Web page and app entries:

------------------------------------------------------------

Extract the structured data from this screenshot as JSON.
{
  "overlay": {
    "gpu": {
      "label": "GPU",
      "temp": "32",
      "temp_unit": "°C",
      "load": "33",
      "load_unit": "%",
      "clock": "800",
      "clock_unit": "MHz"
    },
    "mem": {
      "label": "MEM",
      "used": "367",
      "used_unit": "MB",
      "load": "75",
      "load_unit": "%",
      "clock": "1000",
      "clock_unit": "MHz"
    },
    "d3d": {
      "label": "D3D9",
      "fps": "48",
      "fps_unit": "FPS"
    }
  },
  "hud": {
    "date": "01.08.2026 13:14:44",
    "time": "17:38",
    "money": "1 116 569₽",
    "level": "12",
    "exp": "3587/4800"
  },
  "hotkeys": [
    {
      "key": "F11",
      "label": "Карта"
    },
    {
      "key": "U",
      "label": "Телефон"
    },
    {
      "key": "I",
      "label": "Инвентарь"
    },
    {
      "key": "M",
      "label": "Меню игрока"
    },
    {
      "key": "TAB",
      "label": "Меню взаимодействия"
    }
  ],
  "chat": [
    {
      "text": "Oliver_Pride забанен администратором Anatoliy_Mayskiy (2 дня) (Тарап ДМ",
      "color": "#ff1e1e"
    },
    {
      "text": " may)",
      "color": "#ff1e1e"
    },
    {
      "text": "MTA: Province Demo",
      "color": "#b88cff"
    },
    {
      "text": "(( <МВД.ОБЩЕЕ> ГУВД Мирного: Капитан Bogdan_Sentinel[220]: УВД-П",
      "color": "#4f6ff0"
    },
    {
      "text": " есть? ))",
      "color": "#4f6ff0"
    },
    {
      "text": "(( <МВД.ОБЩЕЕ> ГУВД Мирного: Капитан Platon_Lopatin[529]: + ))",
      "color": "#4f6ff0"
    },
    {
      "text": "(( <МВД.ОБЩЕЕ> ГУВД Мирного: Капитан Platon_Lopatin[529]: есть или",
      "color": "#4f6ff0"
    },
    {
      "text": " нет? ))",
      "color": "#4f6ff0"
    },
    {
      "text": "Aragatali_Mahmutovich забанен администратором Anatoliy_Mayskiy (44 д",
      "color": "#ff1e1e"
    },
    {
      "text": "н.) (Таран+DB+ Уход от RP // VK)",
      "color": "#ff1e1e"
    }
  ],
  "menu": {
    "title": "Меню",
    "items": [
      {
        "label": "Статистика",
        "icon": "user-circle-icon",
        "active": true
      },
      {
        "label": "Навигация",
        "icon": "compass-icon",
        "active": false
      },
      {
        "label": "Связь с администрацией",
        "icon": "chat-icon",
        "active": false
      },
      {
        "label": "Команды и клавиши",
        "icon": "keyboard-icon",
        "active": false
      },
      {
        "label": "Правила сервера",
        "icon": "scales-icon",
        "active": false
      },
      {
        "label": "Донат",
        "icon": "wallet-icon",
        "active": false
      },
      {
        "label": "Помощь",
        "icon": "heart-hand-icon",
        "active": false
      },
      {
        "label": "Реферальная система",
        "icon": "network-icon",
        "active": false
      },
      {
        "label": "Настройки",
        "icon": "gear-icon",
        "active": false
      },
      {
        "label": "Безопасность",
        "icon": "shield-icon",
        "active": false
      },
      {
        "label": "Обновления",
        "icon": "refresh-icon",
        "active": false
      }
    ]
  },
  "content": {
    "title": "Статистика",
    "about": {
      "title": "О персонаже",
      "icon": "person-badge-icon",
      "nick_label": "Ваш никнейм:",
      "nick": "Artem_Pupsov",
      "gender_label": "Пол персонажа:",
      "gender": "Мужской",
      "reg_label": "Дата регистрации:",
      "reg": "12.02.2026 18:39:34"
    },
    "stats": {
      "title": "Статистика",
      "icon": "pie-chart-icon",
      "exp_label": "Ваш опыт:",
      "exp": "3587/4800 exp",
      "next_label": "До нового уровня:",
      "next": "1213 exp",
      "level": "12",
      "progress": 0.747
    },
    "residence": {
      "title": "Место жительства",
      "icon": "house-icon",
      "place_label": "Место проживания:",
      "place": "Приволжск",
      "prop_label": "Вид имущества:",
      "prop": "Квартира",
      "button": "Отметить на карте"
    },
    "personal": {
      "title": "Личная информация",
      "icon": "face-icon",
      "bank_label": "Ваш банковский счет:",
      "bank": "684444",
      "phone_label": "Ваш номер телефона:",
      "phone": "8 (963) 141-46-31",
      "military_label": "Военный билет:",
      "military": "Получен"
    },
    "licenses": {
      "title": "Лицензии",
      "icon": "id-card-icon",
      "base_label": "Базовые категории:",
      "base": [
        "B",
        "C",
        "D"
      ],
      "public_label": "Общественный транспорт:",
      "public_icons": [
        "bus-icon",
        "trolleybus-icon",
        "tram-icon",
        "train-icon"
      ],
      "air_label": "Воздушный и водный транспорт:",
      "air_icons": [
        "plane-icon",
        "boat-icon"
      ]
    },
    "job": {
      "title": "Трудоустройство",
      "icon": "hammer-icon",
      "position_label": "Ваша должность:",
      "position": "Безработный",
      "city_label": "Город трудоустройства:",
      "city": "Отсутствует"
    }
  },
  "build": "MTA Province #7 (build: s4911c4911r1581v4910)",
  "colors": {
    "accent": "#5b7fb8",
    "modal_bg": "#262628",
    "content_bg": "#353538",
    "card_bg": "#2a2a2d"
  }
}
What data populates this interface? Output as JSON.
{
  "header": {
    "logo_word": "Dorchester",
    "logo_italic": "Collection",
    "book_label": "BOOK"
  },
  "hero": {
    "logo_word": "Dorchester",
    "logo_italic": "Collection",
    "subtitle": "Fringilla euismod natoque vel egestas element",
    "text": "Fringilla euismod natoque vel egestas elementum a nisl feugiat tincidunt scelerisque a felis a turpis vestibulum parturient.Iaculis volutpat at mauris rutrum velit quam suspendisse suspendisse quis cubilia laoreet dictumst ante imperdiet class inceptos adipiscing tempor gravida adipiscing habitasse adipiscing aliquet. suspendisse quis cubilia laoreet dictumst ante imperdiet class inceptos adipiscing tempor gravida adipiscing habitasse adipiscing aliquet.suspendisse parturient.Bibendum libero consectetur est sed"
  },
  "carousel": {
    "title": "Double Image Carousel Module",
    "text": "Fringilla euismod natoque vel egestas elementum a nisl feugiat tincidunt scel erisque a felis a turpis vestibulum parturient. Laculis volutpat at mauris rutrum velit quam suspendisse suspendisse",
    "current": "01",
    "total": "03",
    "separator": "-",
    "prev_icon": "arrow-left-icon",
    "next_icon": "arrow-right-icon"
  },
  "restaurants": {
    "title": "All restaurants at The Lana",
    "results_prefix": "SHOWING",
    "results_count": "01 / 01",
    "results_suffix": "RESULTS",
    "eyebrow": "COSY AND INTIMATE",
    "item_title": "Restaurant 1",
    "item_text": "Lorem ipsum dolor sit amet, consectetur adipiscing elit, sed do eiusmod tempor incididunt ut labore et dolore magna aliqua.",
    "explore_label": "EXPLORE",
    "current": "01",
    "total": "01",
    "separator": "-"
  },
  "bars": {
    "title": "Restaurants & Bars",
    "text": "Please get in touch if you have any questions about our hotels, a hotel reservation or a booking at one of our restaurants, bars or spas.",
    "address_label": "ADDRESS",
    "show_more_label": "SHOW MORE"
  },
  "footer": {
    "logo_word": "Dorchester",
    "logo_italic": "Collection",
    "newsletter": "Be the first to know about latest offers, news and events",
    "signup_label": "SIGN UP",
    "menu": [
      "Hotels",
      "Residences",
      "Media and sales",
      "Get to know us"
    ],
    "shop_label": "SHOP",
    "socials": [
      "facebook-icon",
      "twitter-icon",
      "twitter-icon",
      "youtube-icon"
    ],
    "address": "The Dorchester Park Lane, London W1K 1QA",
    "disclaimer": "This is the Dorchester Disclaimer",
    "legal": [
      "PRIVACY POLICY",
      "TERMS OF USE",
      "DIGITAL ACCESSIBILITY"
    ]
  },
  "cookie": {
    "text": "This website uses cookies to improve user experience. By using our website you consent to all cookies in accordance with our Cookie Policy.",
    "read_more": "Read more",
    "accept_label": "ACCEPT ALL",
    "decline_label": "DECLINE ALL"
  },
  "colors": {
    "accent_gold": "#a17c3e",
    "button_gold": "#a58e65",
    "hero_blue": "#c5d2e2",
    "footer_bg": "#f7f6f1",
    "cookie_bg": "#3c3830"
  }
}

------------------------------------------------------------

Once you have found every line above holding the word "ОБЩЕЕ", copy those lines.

- Solution to the exercise:
      "text": "(( <МВД.ОБЩЕЕ> ГУВД Мирного: Капитан Bogdan_Sentinel[220]: УВД-П",
      "text": "(( <МВД.ОБЩЕЕ> ГУВД Мирного: Капитан Platon_Lopatin[529]: + ))",
      "text": "(( <МВД.ОБЩЕЕ> ГУВД Мирного: Капитан Platon_Lopatin[529]: есть или",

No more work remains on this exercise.